One of the major issues for commerce experiences built on monoliths is the fact that there aren’t the same opportunities to create an unforgettable customer experience that you can in an actual store. This means that thousands of stores similar to yours are only a click away. The most important reason to move to composable commerce is what it’s not. It’s not the website presence. This isn’t the engine for templating built systems, glue codes or runtime. All of those pieces, as well as the technical decisions they make are completely under your control. This allows you to make sure that the technology utilized for your website to the needs of your own team and other projects. With a comprehensible commerce stack it is not governed by any specific designs or checkout procedures, and can customize the user experience to meet your specific requirements.

Faster web experiences.

The managers of eCommerce know the value each millisecond. Analyzing customer analytics across thirty million sessions showed that a speed of 100ms can provide retailers with an 8.4 percentage increase in conversion. Due to the versatility of APIs that are headless teams can make use of the Jamstack approach to web development to create and improve web assets ahead of time and then distribute them to nodes around the world. With edge functions, the prebuilt pages load content on the screen more quickly than monoliths due to the fact that they can eliminate the latency that comes with traveling roundtrip back to their origin in a different country, in which the pages need to be put together before being served. It is obvious that you’re browsing an un-headless Jamstack site by the fact that it is extremely quick and page changes are immediate.

Securer web applications.

The majority of malware that is created by automated programs is targeted at traditional monoliths since the process of building is always operating and is exposed. Through separating both the front and back end, and applying the most effective practices of Jamstack team, they can eliminate the biggest attack area they have. At Netlify we receive several hundred thousand requests per month that begin with “WP Administration” It’s malware calling your doorstep, asking “Hey do you have an unreliable WordPress installation that hasn’t been updated in one or two weeks?” A composable architecture that follows the most effective practices of Jamstack makes commerce-related web applications from being secured by design (at most) to being secure by default.

Scale.

Monoliths that are large-scale in size strain the web infrastructure as every request must be built dynamically each time. There are methods for caching and auto-scaling virtual servers but it becomes complicated. With the modular commerce architecture built on Jamstack web, online properties can have multiple sources of access and don’t require the same building cycle for every request. If your business is placed on the first page in the New York Times, you do not need to build a massive and expensive server infrastructure to accommodate the surge in traffic.

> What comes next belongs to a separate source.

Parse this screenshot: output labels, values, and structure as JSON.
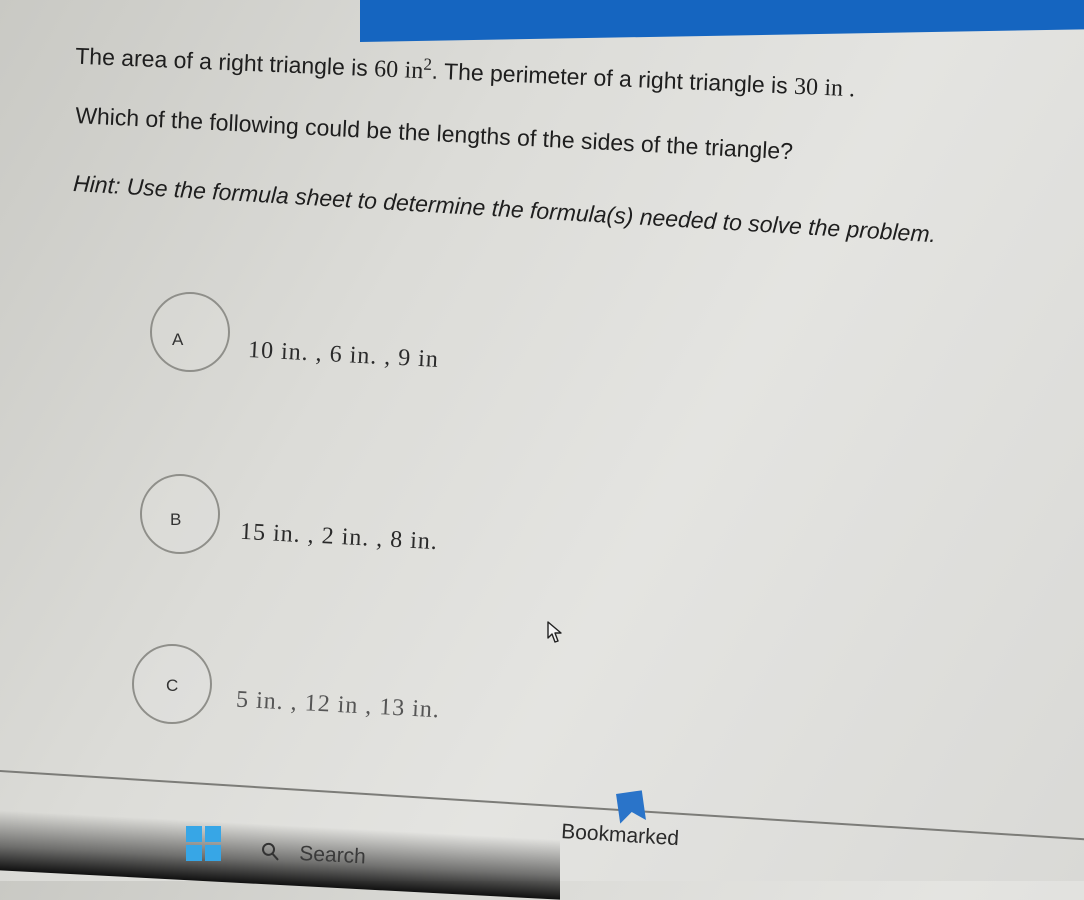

Employee retention has increased.

Developers who are skilled are highly sought-after and are looking to use modern tools. I talked to the chief architect of one of the biggest consumer goods manufacturers some time ago and he told me the fact that they lose a development team member during the midst of churning every week due to their outdated stack, which used outdated programming languages, tools and development environments that were extremely inefficient.